Canaccord Genuity analyst Bobby Burleson via Barron’s:
Intelâ€™s likely to offer a disappointing Q2 view, Burleson thinks, with expectations on the Street of a 10% to 15% rise in notebook sales likely to be undercut by the supply chain turmoil resulting from Japan, but also because Appleâ€™s iPad 2 tablet computer may cause notebook computers to â€œsee weak sell-throughâ€ in the quarter.
The iPad franchise has been eating away at netbooks, which is dominated by Intel’s CPUs, ever since the introduction of the first model last year. This year the iPad 2 will continue munching away, but at a faster rate.
This morning I stopped by a local Le Boulanger and a sweet old lady started telling me how excited she was about her iPad, her first ‘computer’. She shared that she liked the iPad, had access to CNN, and that she read two books on the plane. She was genuinely excited. Folks completely new to computers will most likely start off on the iPad and the first impression will be long-lasting with subsequent purchases of a computer to be updated versions of the iPad, not a netbook, notebook, desktop, or even a competing tablet.
Update: Deutsche Bank analyst Chris Whitmore via AppleInsider:
We remain skeptical whether the likes of (HP), Dell, Motorola, Samsung and RIMM etc can close the competitive gap on iPad 2. Specifically, iPad challengers must either undercut on price (negative margin implications) and/or offer a superior user experience.
In aggregate, we believe iPad will remain dominant with 70% market share. Our tablet unit estimate remains below Consensus due to our concerns that non-iPad tablets will underwhelm.
Whitmore’s 2011 tablet sales forecast increased from 40 million to 45 million. Of those 35 million are iPads. The impact on PC sales:

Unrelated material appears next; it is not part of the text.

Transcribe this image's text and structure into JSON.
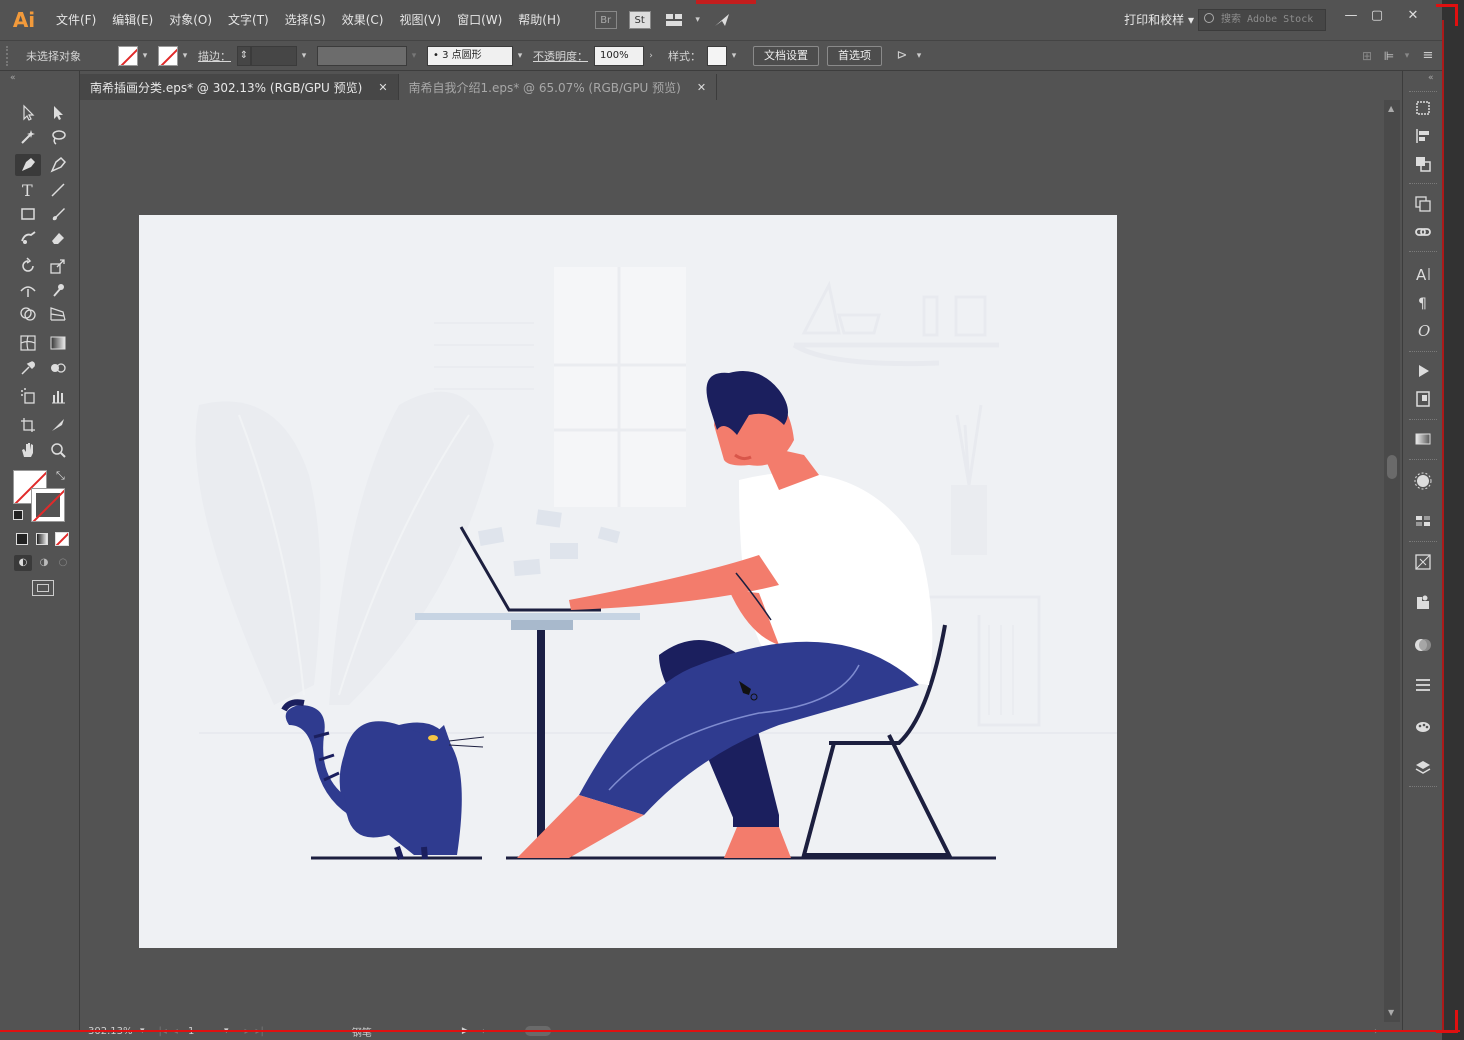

Apple remains the primary beneficiary of this technology transition which is increasingly coming at the expense of PC vendors (Acer, HPQ, etc.)